She has received numerous awards and honors, including: TIME Magazine’s Woman of the Year in 1975, a Woman of the Year Award from Ladies’ Home Journal in 1977, one of Ebony Magazine’s 100 Outstanding Black Americans, 1981-1984, an Image Award from the League of Black Women, and a street dedication in 1993 in honor of her and her husband (Rev. Claude Wyatt). Wyatt received an Honorary Doctor of Law Degree from Anderson University in Anderson, Indiana in 1976, an Honorary Doctor of Humane Letters degree from Columbia College in Chicago, Illinois in 1978 and additional honorary degrees from North Park Seminary in Chicago and the Chicago Theological Seminary.
Rev. Willie T. Barrow
Rev. Willie T. Barrow, was a long-time Chicago activist and mentor to black political leaders and the godmother of President Barack Obama. Barrow was fondly called “The Little Warrior” by many who knew her well, because of her leadership prowess and her willingness to marshal her political forces when the need arose. She was also a tireless community organizer, and an astute assessor of political talent. Although she was short in stature, Rev. Barrow was considered a giant figure in Chicago politics.

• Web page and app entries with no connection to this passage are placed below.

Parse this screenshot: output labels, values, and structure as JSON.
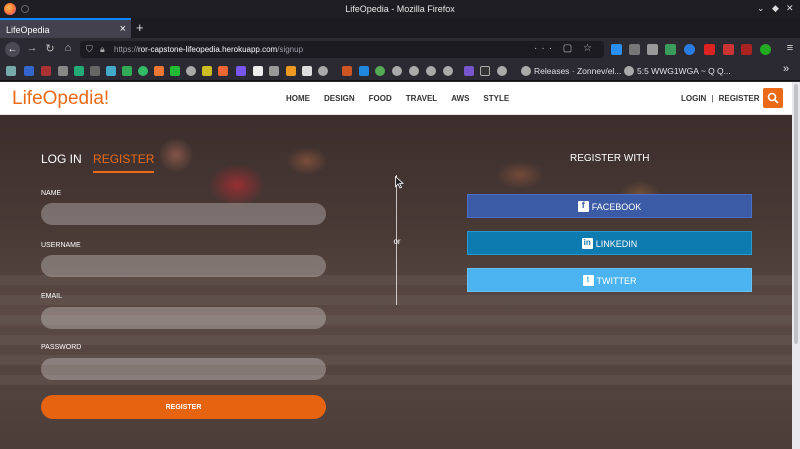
{
  "window": {
    "title": "LifeOpedia - Mozilla Firefox"
  },
  "tabs": [
    {
      "label": "LifeOpedia"
    }
  ],
  "urlbar": {
    "url_prefix": "https://",
    "url_host": "ror-capstone-lifeopedia.herokuapp.com",
    "url_path": "/signup"
  },
  "bookmarks": {
    "item1": "Releases · Zonnev/el...",
    "item2": "5:5 WWG1WGA ~ Q Q..."
  },
  "site": {
    "logo": "LifeOpedia!",
    "nav": [
      "HOME",
      "DESIGN",
      "FOOD",
      "TRAVEL",
      "AWS",
      "STYLE"
    ],
    "login": "LOGIN",
    "separator": "|",
    "register": "REGISTER"
  },
  "form": {
    "tab_login": "LOG IN",
    "tab_register": "REGISTER",
    "name_label": "NAME",
    "username_label": "USERNAME",
    "email_label": "EMAIL",
    "password_label": "PASSWORD",
    "submit_label": "REGISTER"
  },
  "divider_text": "or",
  "social": {
    "heading": "REGISTER WITH",
    "facebook": "FACEBOOK",
    "linkedin": "LINKEDIN",
    "twitter": "TWITTER"
  },
  "colors": {
    "accent": "#ea6a17",
    "facebook": "#3b5ba7",
    "linkedin": "#0d7ab0",
    "twitter": "#4ab3f0"
  }
}
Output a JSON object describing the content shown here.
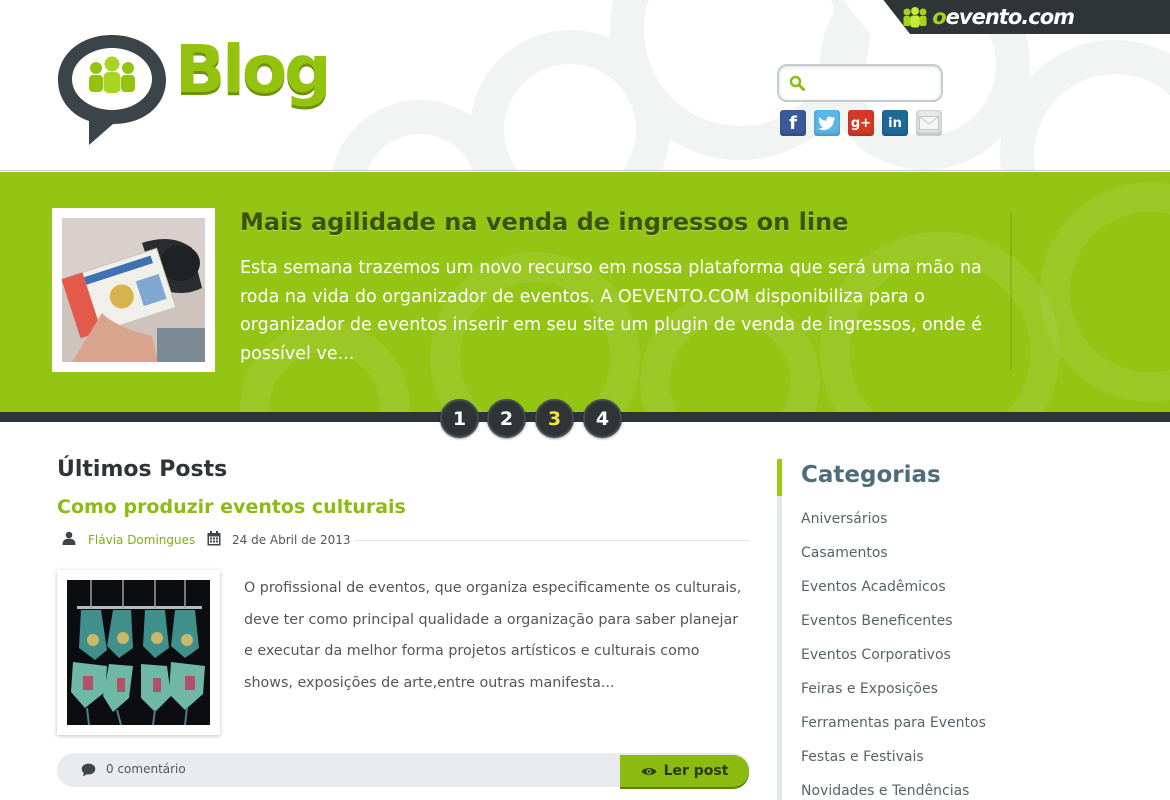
{
  "brand": {
    "site_prefix": "o",
    "site_rest": "evento.com"
  },
  "header": {
    "logo_text": "Blog",
    "search": {
      "placeholder": ""
    },
    "social": [
      "facebook",
      "twitter",
      "google-plus",
      "linkedin",
      "email"
    ]
  },
  "featured": {
    "title": "Mais agilidade na venda de ingressos on line",
    "excerpt": "Esta semana trazemos um novo recurso em nossa plataforma que será uma mão na roda na vida do organizador de eventos. A OEVENTO.COM disponibiliza para o organizador de eventos inserir em seu site um plugin de venda de ingressos, onde é possível ve...",
    "pages": [
      "1",
      "2",
      "3",
      "4"
    ],
    "active_page": 3
  },
  "main": {
    "section_title": "Últimos Posts",
    "post": {
      "title": "Como produzir eventos culturais",
      "author": "Flávia Domingues",
      "date": "24 de Abril de 2013",
      "excerpt": "O profissional de eventos, que organiza especificamente os culturais, deve ter como principal qualidade a organização para saber planejar e executar da melhor forma projetos artísticos e culturais como shows, exposições de arte,entre outras manifesta...",
      "comments": "0 comentário",
      "read_label": "Ler post"
    }
  },
  "sidebar": {
    "title": "Categorias",
    "categories": [
      "Aniversários",
      "Casamentos",
      "Eventos Acadêmicos",
      "Eventos Beneficentes",
      "Eventos Corporativos",
      "Feiras e Exposições",
      "Ferramentas para Eventos",
      "Festas e Festivais",
      "Novidades e Tendências"
    ]
  },
  "colors": {
    "brand_green": "#94c414",
    "dark": "#2f3437",
    "sidebar_title": "#516c79",
    "link_green": "#8cbc11",
    "active_page": "#f4e33a"
  }
}
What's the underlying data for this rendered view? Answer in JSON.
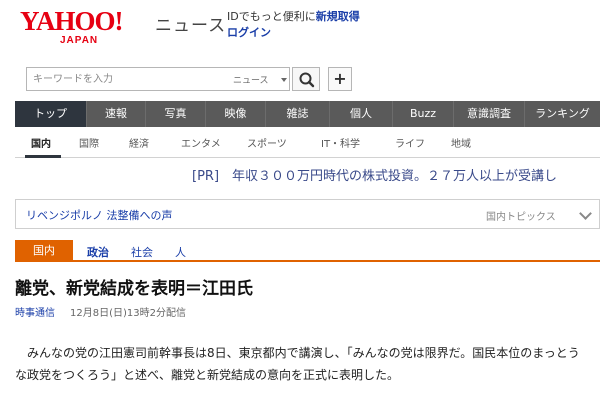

Barrow eventually moved to Chicago along with her husband in the 1940s. She attended the Moody Bible Institute there to further her call to serve. Barrow also ran the youth choir at Langley Avenue Church of God, where she was approached by the minister to do some additional organizing for civil rights movement actions. Barrow campaigned for Harold Washington who became the first Black Mayor of Chicago in 1983. In 1984 and 1988, she worked for Jesse Jackson’s Presidential campaign.
The 1950s, she worked with Martin Luther King and other Chicago ministers and activists as a field organizer for the Southern Christian Leadership Conference. In the 1960s Rev. Barrow and Rev. Jesse Jackson, co-founded Operation Breadbasket, which became the Rainbow-PUSH Coalition. Where Barrow became the first woman executive director of a Civil Rights Organization, serving as Push’s CEO.
Each Saturday, Barrow participated in demonstrations, and weekly she participated in Rainbow/PUSH’s events. She helped many people by writing checks to cover their college tuition. She also spent her life mentoring people in PUSH, helping them to move on to the next stage of the movement. Barrow was the Minister of Justice at Vernon Park Church of God in Chicago. She helped raise money for assisted living development in the south and to fund after-school programs. Barrow died on March 15, 2015; she was 90.